No one gets any sleep in Advent texts; it’s a season for insomniacs—wake up, stay awake, watch, and keep watching, heads up, on your feet, the texts demand. Even the Virgin doesn’t sit still. The minute the angel leaves the room, Mary rushes off, up and over the Galilean hills, like that noisy herald, headed for her cousin’s house. And when she arrives, she breaks into (what else?) a great big stage number—a song so loud and disruptive it is echoing still. Meanwhile, in Elizabeth’s womb, John kicks hard with a fierce and leaping joy.

It’s a loud, vigorous, and purposeful season, if you go by the texts. God’s sleeves are rolled up, the Lord is harvesting, winnowing, clearing the threshing floor, gathering in the wheat. Sweaty blacksmiths are swinging heavy hammers on clanging anvils, beating swords into plowshares in stifling forges. Heavy equipment is all lined up for the Big Dig of God, ready to bulldoze, level, straighten, build.

What are we to make of this noisy Advent? Aren’t we already sleep-deprived? Aren’t we already over-busy and running on empty? Already too talkative, making too much noise in this world? We hardly need scriptural encouragement to talk more than we already talk, look busier than we already look. Is that what this is about? Do we need new texts for Advent that don’t make such a racket, texts that conform more nearly to our inclination to center in and hunker down?

No, not unless we want to mistake a mood for a truth. And the scriptural truth is this: Our healing is a long, hard labor; our salvation a heavy breathing affair. Its accomplishment is earth-shattering. The approach of God in the Child sets off a festival whose riotous glee shakes the stars from their fixtures in the ceiling of creation; and the justice that bores into the world through his appearance makes every creature sing. Long and loud.

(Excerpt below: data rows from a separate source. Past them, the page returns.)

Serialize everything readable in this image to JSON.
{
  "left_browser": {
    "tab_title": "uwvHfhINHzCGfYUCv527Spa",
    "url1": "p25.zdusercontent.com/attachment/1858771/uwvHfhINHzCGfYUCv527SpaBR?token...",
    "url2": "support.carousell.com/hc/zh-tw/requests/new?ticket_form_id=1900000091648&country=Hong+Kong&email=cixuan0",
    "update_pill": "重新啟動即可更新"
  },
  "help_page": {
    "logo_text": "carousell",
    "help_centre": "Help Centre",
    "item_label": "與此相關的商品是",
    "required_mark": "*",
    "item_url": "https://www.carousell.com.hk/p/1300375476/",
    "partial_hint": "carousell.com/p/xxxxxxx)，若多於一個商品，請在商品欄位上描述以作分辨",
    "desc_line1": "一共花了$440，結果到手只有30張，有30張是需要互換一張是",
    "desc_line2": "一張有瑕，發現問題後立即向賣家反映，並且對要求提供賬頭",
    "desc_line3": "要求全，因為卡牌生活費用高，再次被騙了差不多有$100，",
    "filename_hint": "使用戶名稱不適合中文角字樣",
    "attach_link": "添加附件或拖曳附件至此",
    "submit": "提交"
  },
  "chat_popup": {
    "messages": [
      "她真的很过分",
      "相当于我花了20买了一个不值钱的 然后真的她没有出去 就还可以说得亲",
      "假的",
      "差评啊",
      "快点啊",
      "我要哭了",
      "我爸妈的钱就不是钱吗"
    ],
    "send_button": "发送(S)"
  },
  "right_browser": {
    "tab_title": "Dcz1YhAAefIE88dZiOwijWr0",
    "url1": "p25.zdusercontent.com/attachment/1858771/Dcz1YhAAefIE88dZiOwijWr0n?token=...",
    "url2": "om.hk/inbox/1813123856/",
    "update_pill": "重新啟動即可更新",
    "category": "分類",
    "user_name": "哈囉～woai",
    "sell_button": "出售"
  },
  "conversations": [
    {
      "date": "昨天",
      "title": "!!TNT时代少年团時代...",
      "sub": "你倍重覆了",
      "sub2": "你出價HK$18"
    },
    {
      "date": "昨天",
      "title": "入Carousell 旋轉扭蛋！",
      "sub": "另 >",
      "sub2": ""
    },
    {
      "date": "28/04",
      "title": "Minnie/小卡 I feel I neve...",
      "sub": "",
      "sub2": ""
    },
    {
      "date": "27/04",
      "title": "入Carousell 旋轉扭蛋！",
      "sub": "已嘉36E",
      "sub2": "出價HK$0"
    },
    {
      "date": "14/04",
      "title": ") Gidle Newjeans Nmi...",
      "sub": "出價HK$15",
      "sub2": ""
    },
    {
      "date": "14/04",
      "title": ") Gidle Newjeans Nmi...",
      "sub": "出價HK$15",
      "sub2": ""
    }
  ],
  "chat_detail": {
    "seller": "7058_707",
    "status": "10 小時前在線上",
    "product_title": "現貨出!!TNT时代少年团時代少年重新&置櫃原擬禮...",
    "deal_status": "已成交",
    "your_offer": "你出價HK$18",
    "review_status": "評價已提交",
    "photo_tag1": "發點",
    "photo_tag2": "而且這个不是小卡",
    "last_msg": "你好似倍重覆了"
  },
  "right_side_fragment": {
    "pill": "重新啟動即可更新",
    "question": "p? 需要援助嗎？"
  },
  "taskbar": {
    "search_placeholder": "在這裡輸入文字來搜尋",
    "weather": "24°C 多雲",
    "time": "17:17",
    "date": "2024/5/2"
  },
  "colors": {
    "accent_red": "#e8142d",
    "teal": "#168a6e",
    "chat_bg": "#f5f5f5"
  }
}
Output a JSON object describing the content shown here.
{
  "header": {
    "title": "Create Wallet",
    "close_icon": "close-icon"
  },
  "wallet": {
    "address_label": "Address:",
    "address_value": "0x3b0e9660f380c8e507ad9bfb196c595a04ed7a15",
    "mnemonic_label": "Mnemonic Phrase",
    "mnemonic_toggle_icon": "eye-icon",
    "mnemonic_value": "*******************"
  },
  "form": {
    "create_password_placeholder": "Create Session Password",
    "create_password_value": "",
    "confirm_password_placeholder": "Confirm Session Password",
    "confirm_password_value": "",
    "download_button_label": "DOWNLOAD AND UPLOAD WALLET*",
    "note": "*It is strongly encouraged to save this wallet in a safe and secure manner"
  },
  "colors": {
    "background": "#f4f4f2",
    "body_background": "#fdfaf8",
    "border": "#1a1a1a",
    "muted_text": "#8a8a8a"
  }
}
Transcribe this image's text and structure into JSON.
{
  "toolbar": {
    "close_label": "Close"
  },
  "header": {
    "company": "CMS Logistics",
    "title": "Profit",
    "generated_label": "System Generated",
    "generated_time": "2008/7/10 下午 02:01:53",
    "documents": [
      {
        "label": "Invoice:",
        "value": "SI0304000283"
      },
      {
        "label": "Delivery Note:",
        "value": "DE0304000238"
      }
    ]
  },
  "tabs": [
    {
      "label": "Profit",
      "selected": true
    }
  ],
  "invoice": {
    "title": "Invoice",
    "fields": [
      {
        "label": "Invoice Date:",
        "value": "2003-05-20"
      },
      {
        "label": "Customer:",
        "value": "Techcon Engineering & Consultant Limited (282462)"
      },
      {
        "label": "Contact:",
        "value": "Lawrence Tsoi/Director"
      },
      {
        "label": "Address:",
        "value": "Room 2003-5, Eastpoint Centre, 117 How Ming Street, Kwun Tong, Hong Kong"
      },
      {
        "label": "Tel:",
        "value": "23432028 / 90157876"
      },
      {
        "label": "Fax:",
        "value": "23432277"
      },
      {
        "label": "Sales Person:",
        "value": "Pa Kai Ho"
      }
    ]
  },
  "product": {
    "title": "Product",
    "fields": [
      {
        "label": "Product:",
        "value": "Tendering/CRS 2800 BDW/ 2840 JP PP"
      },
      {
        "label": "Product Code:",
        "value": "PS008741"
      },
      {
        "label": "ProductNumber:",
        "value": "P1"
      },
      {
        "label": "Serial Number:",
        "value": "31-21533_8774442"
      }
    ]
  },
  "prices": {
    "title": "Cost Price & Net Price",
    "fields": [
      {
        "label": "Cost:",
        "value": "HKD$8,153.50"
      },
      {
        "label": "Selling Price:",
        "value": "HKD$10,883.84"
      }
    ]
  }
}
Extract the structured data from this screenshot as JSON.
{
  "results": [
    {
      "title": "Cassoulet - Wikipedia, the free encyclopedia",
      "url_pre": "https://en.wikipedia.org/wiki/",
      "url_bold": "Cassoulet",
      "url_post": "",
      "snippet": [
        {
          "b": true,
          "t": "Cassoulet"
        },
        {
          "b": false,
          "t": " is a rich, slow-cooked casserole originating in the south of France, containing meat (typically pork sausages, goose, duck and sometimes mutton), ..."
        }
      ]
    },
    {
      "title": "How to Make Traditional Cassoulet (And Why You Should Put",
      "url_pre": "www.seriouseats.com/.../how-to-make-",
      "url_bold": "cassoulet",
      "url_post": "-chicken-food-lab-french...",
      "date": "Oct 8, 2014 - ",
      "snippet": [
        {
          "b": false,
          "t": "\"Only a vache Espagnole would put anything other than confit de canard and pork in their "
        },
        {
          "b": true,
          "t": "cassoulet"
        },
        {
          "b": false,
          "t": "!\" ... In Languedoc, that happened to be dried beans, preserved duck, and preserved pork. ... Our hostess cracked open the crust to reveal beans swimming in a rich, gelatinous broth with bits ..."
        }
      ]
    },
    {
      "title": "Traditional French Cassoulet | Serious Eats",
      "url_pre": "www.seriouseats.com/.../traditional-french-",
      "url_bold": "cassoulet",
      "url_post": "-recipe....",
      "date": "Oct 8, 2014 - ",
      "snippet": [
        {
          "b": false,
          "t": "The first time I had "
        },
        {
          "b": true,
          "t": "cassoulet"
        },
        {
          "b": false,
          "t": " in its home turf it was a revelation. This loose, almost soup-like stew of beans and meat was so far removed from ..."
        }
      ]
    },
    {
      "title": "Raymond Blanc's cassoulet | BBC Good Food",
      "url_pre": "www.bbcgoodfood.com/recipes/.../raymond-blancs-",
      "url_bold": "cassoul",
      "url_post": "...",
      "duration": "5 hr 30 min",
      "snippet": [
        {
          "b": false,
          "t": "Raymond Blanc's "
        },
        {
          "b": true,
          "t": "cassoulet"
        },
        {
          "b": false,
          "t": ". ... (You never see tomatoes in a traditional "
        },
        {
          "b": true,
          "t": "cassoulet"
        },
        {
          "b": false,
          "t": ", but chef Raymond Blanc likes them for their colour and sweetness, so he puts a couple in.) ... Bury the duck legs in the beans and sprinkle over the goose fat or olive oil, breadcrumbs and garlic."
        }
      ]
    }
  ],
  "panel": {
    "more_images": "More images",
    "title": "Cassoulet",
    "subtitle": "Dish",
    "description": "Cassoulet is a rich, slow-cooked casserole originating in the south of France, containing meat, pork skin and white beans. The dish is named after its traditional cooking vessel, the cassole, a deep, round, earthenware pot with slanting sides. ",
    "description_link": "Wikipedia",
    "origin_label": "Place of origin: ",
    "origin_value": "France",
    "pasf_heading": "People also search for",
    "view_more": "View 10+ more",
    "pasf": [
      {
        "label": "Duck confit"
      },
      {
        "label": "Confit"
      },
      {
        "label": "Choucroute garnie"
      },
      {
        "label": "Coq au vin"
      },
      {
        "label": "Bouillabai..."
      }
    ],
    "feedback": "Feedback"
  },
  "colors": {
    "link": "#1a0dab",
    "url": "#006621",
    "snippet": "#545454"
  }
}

We ought to be attentive and still in Advent. We should wait in patience and keep a finger to our lips. We do well to tiptoe softly and use our indoor voices; but if we hush up and cease from frenzy these four weeks, let it be only so that we can better hear the noise that saves us. Let it be so that we can better feel the vibrations of the work that heals us. It would be sad and ungrateful of us to try to shush the hubbub of this most noisy season. It would be sad and ungrateful of us not to love it for what it is—the crashing and banging the promises of God make as they all come true.